Leftovers: Software

  • HandBrake 1.0.2 Open-Source Video Transcoder Released for Linux, Mac and Windows
    After more than 13 years of development, the HandBrake open-source video transcoding app reached 1.0 milestone on Christmas Eve last year, and the second bugfix release is already available. HandBrake 1.0.2 is full of improvements and bug fixes enhancing the out-of-the-box video, audio, and subtitles support, but also adds various platform specific changes for all supported operating systems, including GNU/Linux, macOS, and Microsoft Windows.
  • SMPlayer 17.1 Open-Source Video Player Introduces Chromecast Support, More
    It's been two and a half months since you last updated your SMPlayer open-source video player, and a new stable release is now available, versioned 17.1, with some exciting features. Sporting initial Chromecast support, SMPlayer 17.1 will let you send video files from your personal computer to your Chromecast device to watch them on your big-screen TV, or your friends for that matter. The feature supports both online and local sources, including those from popular video hosting services like YouTube and Vimeo.
  • Firefox 51 Released with FLAC Support, Better CPU Usage
    A new month means a new release of the venerable Mozilla Firefox web browser. Firefox 51 ships with FLAC support, WebGL 2, and a whole heap more — come see!
  • Mozilla Firefox 51.0 Now Available for Download, Supports FLAC Playback, WebGL 2
    It's not yet official, but the binary and source packages of the Firefox 51.0 web browser are now available for download on your GNU/Linux, macOS, or Microsoft Windows operating system. Mozilla will have the pleasure of unveiling the Firefox 51.0 release tomorrow, January 24, according to the official schedule, but you can already get your hands on the final version of the web browser by downloading the installers for your favorite OS right now from our website (links are at the end of the article).

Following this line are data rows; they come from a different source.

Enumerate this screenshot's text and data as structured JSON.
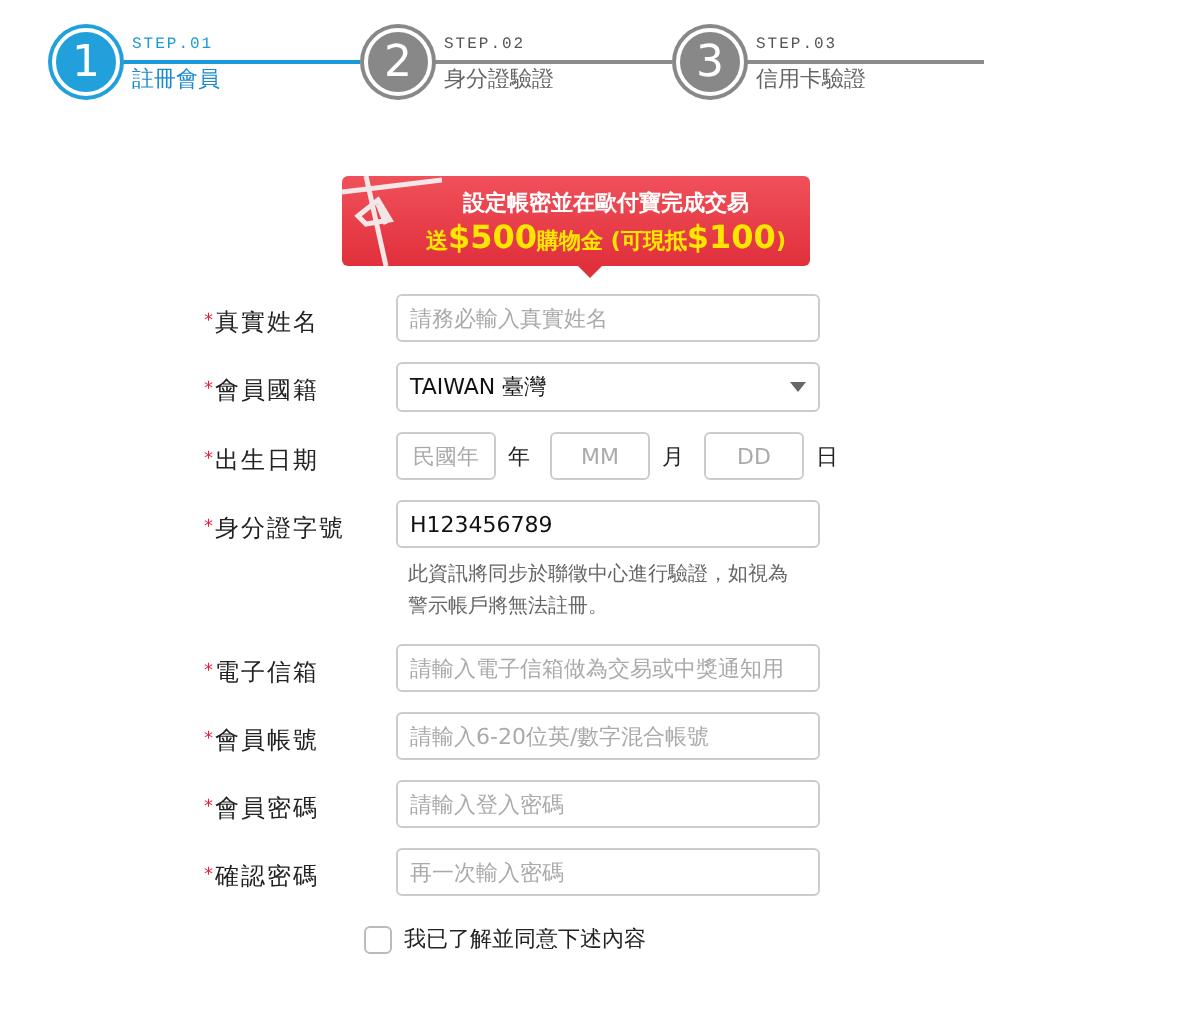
{
  "steps": [
    {
      "number": "1",
      "step": "STEP.01",
      "label": "註冊會員",
      "selected": true
    },
    {
      "number": "2",
      "step": "STEP.02",
      "label": "身分證驗證",
      "selected": false
    },
    {
      "number": "3",
      "step": "STEP.03",
      "label": "信用卡驗證",
      "selected": false
    }
  ],
  "banner": {
    "line1": "設定帳密並在歐付寶完成交易",
    "line2": "送**$500**購物金 (可現抵**$100**)"
  },
  "fields": [
    {
      "kind": "text",
      "required": true,
      "label": "真實姓名",
      "placeholder": "請務必輸入真實姓名"
    },
    {
      "kind": "select",
      "required": true,
      "label": "會員國籍",
      "value": "TAIWAN 臺灣"
    },
    {
      "kind": "date",
      "required": true,
      "label": "出生日期",
      "parts": [
        {
          "placeholder": "民國年",
          "unit": "年"
        },
        {
          "placeholder": "MM",
          "unit": "月"
        },
        {
          "placeholder": "DD",
          "unit": "日"
        }
      ]
    },
    {
      "kind": "text",
      "required": true,
      "label": "身分證字號",
      "value": "H123456789",
      "hint": "此資訊將同步於聯徵中心進行驗證，如視為警示帳戶將無法註冊。"
    },
    {
      "kind": "text",
      "required": true,
      "label": "電子信箱",
      "placeholder": "請輸入電子信箱做為交易或中獎通知用"
    },
    {
      "kind": "text",
      "required": true,
      "label": "會員帳號",
      "placeholder": "請輸入6-20位英/數字混合帳號"
    },
    {
      "kind": "text",
      "required": true,
      "label": "會員密碼",
      "placeholder": "請輸入登入密碼"
    },
    {
      "kind": "text",
      "required": true,
      "label": "確認密碼",
      "placeholder": "再一次輸入密碼"
    }
  ],
  "required_mark": "*",
  "agreement": {
    "label": "我已了解並同意下述內容",
    "checked": false
  }
}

OSS Leftovers

  • Berkeley launches RISELab, enabling computers to make intelligent real-time decisions
  • Amazon, Google, Huawei, and Microsoft sponsor UC Berkeley RISELab, AMPLab's successor
  • Brotli: A new compression algorithm for faster Internet
    Brotli is a new open source compression algorithm designed to enable an Internet that's faster for users. Modern web pages can often be made up of dozens of megabytes of HTML, CSS, and JavaScript, and that's before accounting for images, videos, or other large file content, which all makes for hefty downloads. Such loads are why pages are transferred in compressed formats; they significantly reduce the time required between a website visitor requesting a web page and that page appearing fully loaded on the screen and ready for use. While the Brotli algorithm was announced by Google in September 2015, only recently have the majority of web browsers have adopted it. The HTTP servers Apache and nginx now offer Brotli compression as an option. Besides Google, other commercial vendors (such as Cloudflare and DreamHost) have begun to deploy support for Brotli as well.
  • New Year’s resolution: Donate to 1 free software project every month
    Free and open source software is an absolutely critical part of our world—and the future of technology and computing. One problem that consistently plagues many free software projects, though, is the challenge of funding ongoing development (and support and documentation). With that in mind, I have finally settled on a New Year’s resolution for 2017: to donate to one free software project (or group) every month—or the whole year. After all, these projects are saving me a boatload of money because I don’t need to buy expensive, proprietary packages to accomplish the same things.
  • Toyota and Ford Promote Open Source Smartphone Interfaces
    Ford and Toyota have formed a four-automaker consortium to speed up the deployment of open source software for connected in-car systems, according to a report by Bloomberg. The SmartDeviceLink Consortium, which includes Mazda, PSA Group, Fuji, and Suzuki, aims to prevent Apple and Google from controlling how drivers connect smartphones to their vehicles. Suppliers Elektrobit, Harma, Luxoft, QNX, and Xevo have also joined the organization, which is named after an open source version of Ford’s AppLink connectivity interface, a system used in over 5 million vehicles globally.
  • What your code repository says about you
    "You only get one chance to make a first impression," the old saying goes. It's cliche, but nevertheless sound, practical advice. In the realm of open source, it can make the difference between a project that succeeds and a project that fails. That's why making a positive first impression when you release a repo to the world is essential—at least if your motivations involve gaining users, building a community of contributors, and attracting valuable feedback.
  • The Open Source Way of Reaching Across Languages
    I don’t speak Spanish, but that doesn’t mean I can’t learn some important things from this video. The visuals alone are quite instructive. At my public library job, I mentor a number of wonderful Latino youth. One of them might ask me about open source CAD software — and I’ll direct them right to this FOSS Force article. Of course, I subscribed to the YouTube channel of the creator of this video, and also clicked on its like button. If the screencast creator comes back to look at this video in February, they’ll find that they have a number of new subscribers, a number of likes for the video and the video view count might be more than 100. All those indicators will be encouragement for them to make their next open source screencast. And so it goes. That’s how we support each other in the open source world.
  • School systems desperate for standards-aligned curricula find hope
    Open Up Resources is a nonprofit collaborative formed by 13 U.S. states that creates high-quality, standards-aligned open educational resources (OERs) that are openly licensed under CC BY-SA 4.0. Unlike other providers, Open Up Resources provides curriculum-scale OER options; they believe that while many people seem to know where to find supplemental materials, most curriculum directors would not know where to look if they were planning a textbook adoption next year.
  • Visual Studio Test joins Microsoft's open source push [Ed: More openwashing of proprietary software from Microsoft, which interjects surveillance into compiled code]
  • Microsoft Open-Sources DirectX Shader Compiler [Ed: Windows lock-in.]

Red Hat's Survey in India

From Raspberry Pi to Supercomputers to the Cloud: The Linux Operating System

Linux is widely used in corporations now as the basis for everything from file servers to web servers to network security servers. The no-cost as well as commercial availability of distributions makes it an obvious choice in many scenarios. Distributions of Linux now power machines as small as the tiny Raspberry Pi to the largest supercomputers in the world. There is a wide variety of minimal and security hardened distributions, some of them designed for GPU workloads. Read more